Jimmy Carter photo

New York City Exchange With Reporters Following a Tour of the South Bronx.

October 05, 1977

THE PRESIDENT. [Inaudible]--but I was encouraged in some way, because there is obviously--[inaudible]--to rebuild this. And the Public Housing Authority in New York, which is well known as probably the best in the Nation, has done a superb job.

I have asked the Department of Housing and Urban Development, Secretary Pat Harris, who was with me this morning, to work closely with the Interior Department in putting down some plans along with the city and State for recreation areas and park areas in regions where buildings need to be destroyed.

And our CETA funds, training programs can provide employment for people to rebuild their own neighborhoods and, of course, with the public works programs that we put through the Congress now, we have a good chance to renovate that area.

We'll put together a comprehensive plan, working with Mayor Beame both while he's mayor and, I hope, after he's no longer mayor--and the new mayor of New York. I think we will have a good prospect---

REPORTER. You once said you thought New York City has changed for the better in the last few years under Mayor Beame. Have---


Q. Did you change your mind after your tour--[inaudible].

THE PRESIDENT. No, I haven't changed my mind. I think even among the people who live in the South Bronx and who are very disturbed about their own neighborhoods, that there's a spirit of hope, and I think that there's a spirit of determination to take what they still have--there is a friendly attitude toward me, toward Mayor Beame-- [inaudible].

I believe that in the last 2 years there has been a substantial transformation for the better in the general attitude of New Yorkers, and I think they are confident[inaudible].

Q. Sir, could you tell us what job you might consider Mayor Beame for in Washington?

THE PRESIDENT. Well, I particularly need him in government, tying together in a more forceful way the different levels of government, because the Federal Government can't deal with these problems alone.

Of course, almost all of the South Bronx property, outside of government housing--[inaudible]--are owned by private citizens. So, that's a resource that we haven't adequately tapped. And with his superb experience and background and knowledge, that's one area that I see a possibility of--[inaudible]--but I won't expect him to make a decision all alone. If he is willing to help me I'd like to work closely with him on a nationwide basis, for making sure that the different levels of government can work in harmony.

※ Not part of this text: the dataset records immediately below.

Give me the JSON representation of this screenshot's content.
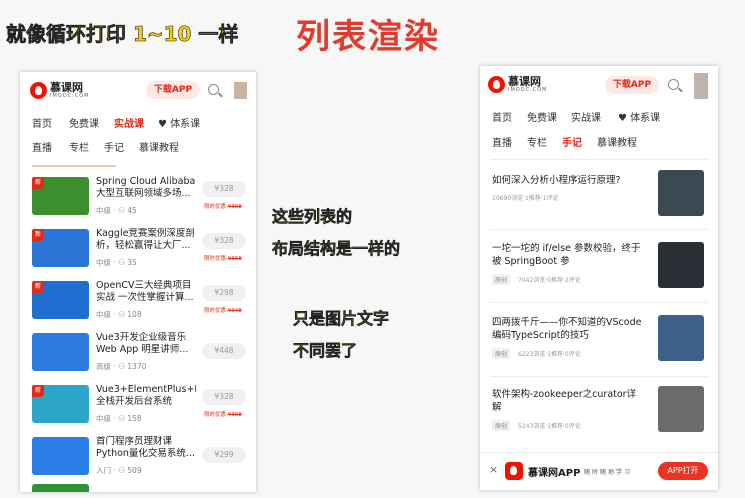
{
  "headline": {
    "small": "就像循环打印 1~10 一样",
    "big": "列表渲染"
  },
  "brand": {
    "name": "慕课网",
    "sub": "IMOOC.COM",
    "download_label": "下载APP",
    "accent": "#e02b1a"
  },
  "left": {
    "nav_row1": [
      "首页",
      "免费课",
      "实战课",
      "体系课"
    ],
    "nav_row2": [
      "直播",
      "专栏",
      "手记",
      "慕课教程"
    ],
    "active": "实战课",
    "new_badge": "新",
    "courses": [
      {
        "title": "Spring Cloud Alibaba 大型互联网领域多场...",
        "level": "中级",
        "students": "45",
        "price": "¥328",
        "promo": "限时优惠",
        "orig": "¥368",
        "thumb": "#3b8f2d",
        "is_new": true
      },
      {
        "title": "Kaggle竞赛案例深度剖析，轻松赢得让大厂...",
        "level": "中级",
        "students": "35",
        "price": "¥328",
        "promo": "限时优惠",
        "orig": "¥368",
        "thumb": "#2a75d6",
        "is_new": true
      },
      {
        "title": "OpenCV三大经典项目实战 一次性掌握计算...",
        "level": "中级",
        "students": "108",
        "price": "¥298",
        "promo": "限时优惠",
        "orig": "¥348",
        "thumb": "#1f6fd0",
        "is_new": true
      },
      {
        "title": "Vue3开发企业级音乐Web App 明星讲师...",
        "level": "高级",
        "students": "1370",
        "price": "¥448",
        "promo": "",
        "orig": "",
        "thumb": "#2b7be0",
        "is_new": false
      },
      {
        "title": "Vue3+ElementPlus+Koa2 全栈开发后台系统",
        "level": "中级",
        "students": "158",
        "price": "¥328",
        "promo": "限时优惠",
        "orig": "¥368",
        "thumb": "#2fa5c9",
        "is_new": true
      },
      {
        "title": "首门程序员理财课 Python量化交易系统...",
        "level": "入门",
        "students": "509",
        "price": "¥299",
        "promo": "",
        "orig": "",
        "thumb": "#2a7ee6",
        "is_new": false
      }
    ]
  },
  "right": {
    "nav_row1": [
      "首页",
      "免费课",
      "实战课",
      "体系课"
    ],
    "nav_row2": [
      "直播",
      "专栏",
      "手记",
      "慕课教程"
    ],
    "active": "手记",
    "articles": [
      {
        "title": "如何深入分析小程序运行原理?",
        "tag": "",
        "meta": "10690浏览·1推荐·1评论",
        "img": "#3a4a52"
      },
      {
        "title": "一坨一坨的 if/else 参数校验，终于被 SpringBoot 参",
        "tag": "原创",
        "meta": "7042浏览·0推荐·2评论",
        "img": "#2a2f36"
      },
      {
        "title": "四两拨千斤——你不知道的VScode编码TypeScript的技巧",
        "tag": "原创",
        "meta": "6223浏览·1推荐·0评论",
        "img": "#3d5f8a"
      },
      {
        "title": "软件架构-zookeeper之curator详解",
        "tag": "原创",
        "meta": "5243浏览·1推荐·0评论",
        "img": "#6b6b6b"
      }
    ],
    "footer": {
      "close": "×",
      "app_name": "慕课网APP",
      "slogan": "随时随地学习",
      "open_label": "APP打开"
    }
  },
  "annotations": {
    "line1": "这些列表的",
    "line2": "布局结构是一样的",
    "line3": "只是图片文字",
    "line4": "不同罢了"
  }
}
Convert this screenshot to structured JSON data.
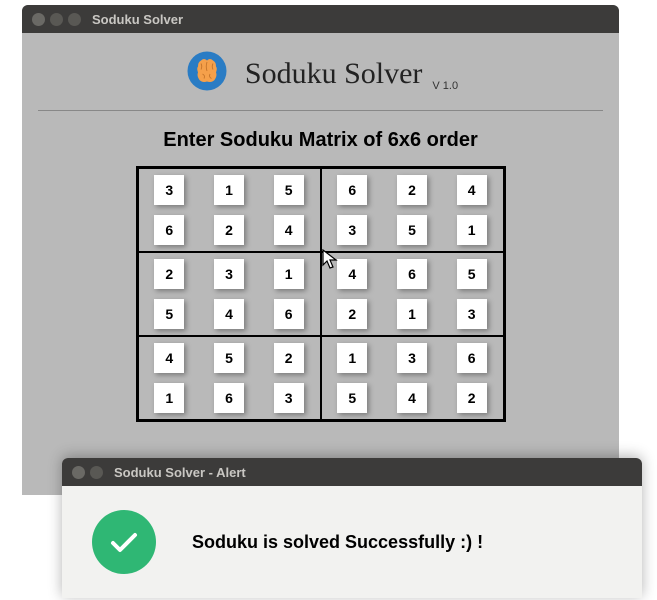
{
  "window": {
    "title": "Soduku Solver"
  },
  "header": {
    "app_title": "Soduku  Solver",
    "version": "V 1.0"
  },
  "instruction": "Enter Soduku Matrix of 6x6 order",
  "grid": {
    "rows": [
      [
        "3",
        "1",
        "5",
        "6",
        "2",
        "4"
      ],
      [
        "6",
        "2",
        "4",
        "3",
        "5",
        "1"
      ],
      [
        "2",
        "3",
        "1",
        "4",
        "6",
        "5"
      ],
      [
        "5",
        "4",
        "6",
        "2",
        "1",
        "3"
      ],
      [
        "4",
        "5",
        "2",
        "1",
        "3",
        "6"
      ],
      [
        "1",
        "6",
        "3",
        "5",
        "4",
        "2"
      ]
    ]
  },
  "alert": {
    "title": "Soduku Solver - Alert",
    "message": "Soduku is solved Successfully :) !"
  },
  "colors": {
    "success": "#2fb774",
    "titlebar": "#3c3b3a",
    "window_bg": "#b9b9b9"
  }
}
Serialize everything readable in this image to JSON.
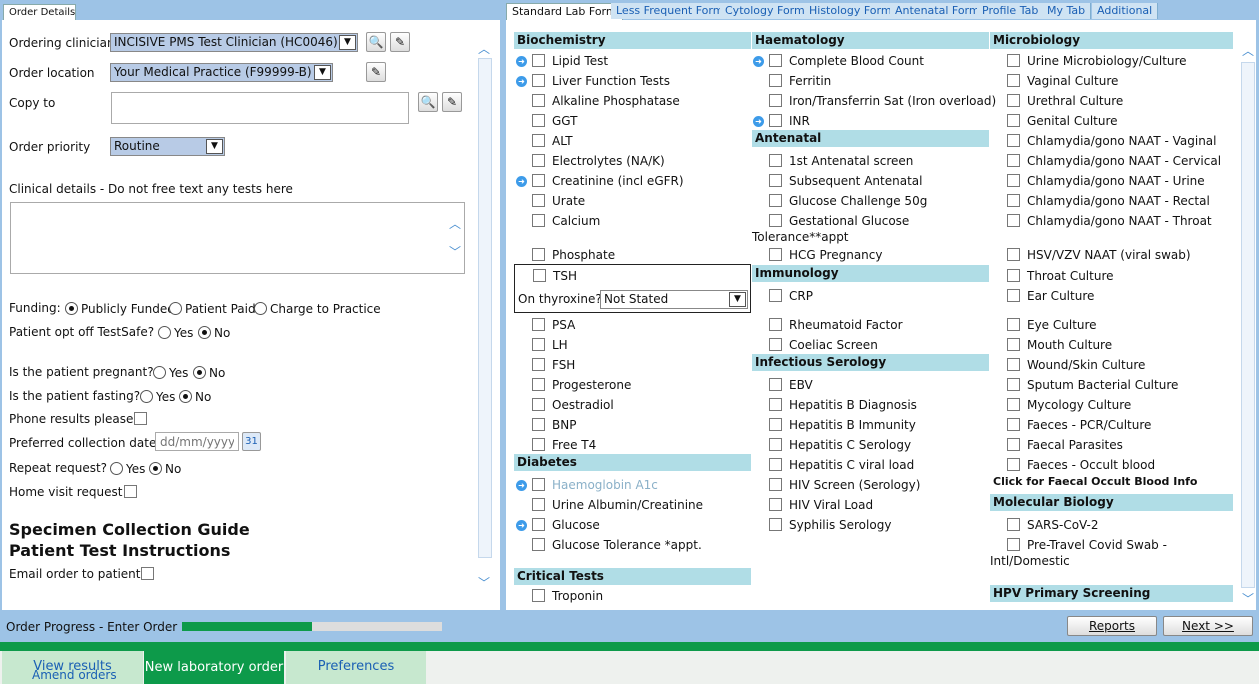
{
  "left_panel": {
    "tab": "Order Details",
    "ordering_clinician": {
      "label": "Ordering clinician",
      "value": "INCISIVE PMS Test Clinician (HC0046)"
    },
    "order_location": {
      "label": "Order location",
      "value": "Your Medical Practice (F99999-B)"
    },
    "copy_to": {
      "label": "Copy to",
      "value": ""
    },
    "order_priority": {
      "label": "Order priority",
      "value": "Routine"
    },
    "clinical_details": {
      "label": "Clinical details - Do not free text any tests here",
      "value": ""
    },
    "funding": {
      "label": "Funding:",
      "options": [
        "Publicly Funded",
        "Patient Paid",
        "Charge to Practice"
      ],
      "selected": "Publicly Funded"
    },
    "opt_off": {
      "label": "Patient opt off TestSafe?",
      "yes": "Yes",
      "no": "No",
      "selected": "No"
    },
    "pregnant": {
      "label": "Is the patient pregnant?",
      "yes": "Yes",
      "no": "No",
      "selected": "No"
    },
    "fasting": {
      "label": "Is the patient fasting?",
      "yes": "Yes",
      "no": "No",
      "selected": "No"
    },
    "phone_results": {
      "label": "Phone results please",
      "checked": false
    },
    "collection_date": {
      "label": "Preferred collection date?",
      "placeholder": "dd/mm/yyyy"
    },
    "repeat_request": {
      "label": "Repeat request?",
      "yes": "Yes",
      "no": "No",
      "selected": "No"
    },
    "home_visit": {
      "label": "Home visit request",
      "checked": false
    },
    "link_specimen": "Specimen Collection Guide",
    "link_instructions": "Patient Test Instructions",
    "email_order": {
      "label": "Email order to patient",
      "checked": false
    }
  },
  "right_panel": {
    "tabs": [
      "Standard Lab Form",
      "Less Frequent Form",
      "Cytology Form",
      "Histology Form",
      "Antenatal Form",
      "Profile Tab",
      "My Tab",
      "Additional"
    ],
    "active_tab": "Standard Lab Form",
    "sections": {
      "biochemistry": "Biochemistry",
      "haematology": "Haematology",
      "microbiology": "Microbiology",
      "antenatal": "Antenatal",
      "immunology": "Immunology",
      "infectious": "Infectious Serology",
      "diabetes": "Diabetes",
      "critical": "Critical Tests",
      "molecular": "Molecular Biology",
      "hpv": "HPV Primary Screening"
    },
    "biochemistry": [
      "Lipid Test",
      "Liver Function Tests",
      "Alkaline Phosphatase",
      "GGT",
      "ALT",
      "Electrolytes (NA/K)",
      "Creatinine (incl eGFR)",
      "Urate",
      "Calcium",
      "Phosphate",
      "TSH",
      "PSA",
      "LH",
      "FSH",
      "Progesterone",
      "Oestradiol",
      "BNP",
      "Free T4"
    ],
    "thyroxine": {
      "label": "On thyroxine?",
      "value": "Not Stated"
    },
    "diabetes": [
      "Haemoglobin A1c",
      "Urine Albumin/Creatinine",
      "Glucose",
      "Glucose Tolerance *appt."
    ],
    "critical": [
      "Troponin"
    ],
    "haematology": [
      "Complete Blood Count",
      "Ferritin",
      "Iron/Transferrin Sat (Iron overload)",
      "INR"
    ],
    "antenatal": [
      "1st Antenatal screen",
      "Subsequent Antenatal",
      "Glucose Challenge 50g",
      "Gestational Glucose",
      "HCG Pregnancy"
    ],
    "antenatal_wrap": "Tolerance**appt",
    "immunology": [
      "CRP",
      "Rheumatoid Factor",
      "Coeliac Screen"
    ],
    "infectious": [
      "EBV",
      "Hepatitis B Diagnosis",
      "Hepatitis B Immunity",
      "Hepatitis C Serology",
      "Hepatitis C viral load",
      "HIV Screen (Serology)",
      "HIV Viral Load",
      "Syphilis Serology"
    ],
    "microbiology": [
      "Urine Microbiology/Culture",
      "Vaginal Culture",
      "Urethral Culture",
      "Genital Culture",
      "Chlamydia/gono NAAT - Vaginal",
      "Chlamydia/gono NAAT - Cervical",
      "Chlamydia/gono NAAT - Urine",
      "Chlamydia/gono NAAT - Rectal",
      "Chlamydia/gono NAAT - Throat",
      "HSV/VZV NAAT (viral swab)",
      "Throat Culture",
      "Ear Culture",
      "Eye Culture",
      "Mouth Culture",
      "Wound/Skin Culture",
      "Sputum Bacterial Culture",
      "Mycology Culture",
      "Faeces - PCR/Culture",
      "Faecal Parasites",
      "Faeces - Occult blood"
    ],
    "faecal_info": "Click for Faecal Occult Blood Info",
    "molecular": [
      "SARS-CoV-2",
      "Pre-Travel Covid Swab -"
    ],
    "molecular_wrap": "Intl/Domestic"
  },
  "footer": {
    "progress_label": "Order Progress - Enter Order",
    "progress": 0.5,
    "reports": "Reports",
    "next": "Next >>"
  },
  "bottom_tabs": {
    "view_results": "View results",
    "amend_orders": "Amend orders",
    "new_order": "New laboratory order",
    "preferences": "Preferences"
  },
  "colors": {
    "panel_blue": "#9dc3e6",
    "section_bg": "#b0dde6",
    "tab_green": "#c7e8cf",
    "active_green": "#0d9a4a",
    "progress_green": "#0d9a4a"
  }
}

Q. Would there be an official appointment for Mr. Beame, or would this be in an unofficial capacity?

THE PRESIDENT. Well, I would prefer an official capacity, but that would be[inaudible].

Q. Can you make a suggestion about what type of office?

THE PRESIDENT. No, I think that's something that ought to be announced later on.

Q. Mr. President, were you upset at all by Mr. Koch's giving you that letter yesterday, objecting to your position?

THE PRESIDENT. No, not at all. No, I was glad to see Mr. Koch. I think it's a completely logical thing for him to express his concern to me, and I was not disturbed at all.

Q. Will the letter, sir, in any way jeopardize your relationship with New York City through Mr. Koch?

THE PRESIDENT. Of course not. Ed Koch expressed some of the concerns in his letter that I feel myself. We've obviously got a very difficult job as a negotiator, a mediator, and an interested party in the Middle East. We have ties with Israel that are absolutely unshakable. The security of Israel is vital to the security of our own country.

We had meetings last night for 4, 5, 6 hours--I don't know exactly how long-with Foreign Minister Dayan. I met with the Foreign Minister of Egypt, Mr. Fahmy, yesterday. Cy Vance is meeting this morning with the Foreign Minister of Syria. And we're continuing our discussions with all the interested parties.

I'll be meeting today with the Foreign Minister of Lebanon. So, I think that a public expression of concern is completely legitimate, and I don't feel badly about it at all.

Q. Won't you come back and campaign for Mr. Koch in New York?

THE PRESIDENT. I don't know about that. I really don't think I need to. And I doubt that I'll be able to come back before the election.

Q. [Inaudible]--microphones, set up at the heliport, prepared for you to make a statement in behalf of the Koch candidacy for mayor. You apparently at the last minute

THE PRESIDENT. I didn't know about that.

Q.---changed your mind. You did not know about that at all?

THE PRESIDENT. No, I didn't. I didn't know it.

Q. Your advance people didn't discuss this with you at all?

THE PRESIDENT. No, I never heard about that.

Note: The President spoke at 10:15 a.m. outside the U.N. Plaza Hotel.

Earlier in the day, the President and Mayor Abraham Beame of New York City met at the U.N. Plaza Hotel and then proceeded to the South Bronx area of the city for the tour.

Jimmy Carter, New York City Exchange With Reporters Following a Tour of the South Bronx. Online by Gerhard Peters and John T. Woolley, The American Presidency Project https://www.presidency.ucsb.edu/node/242671

Filed Under




New York

Simple Search of Our Archives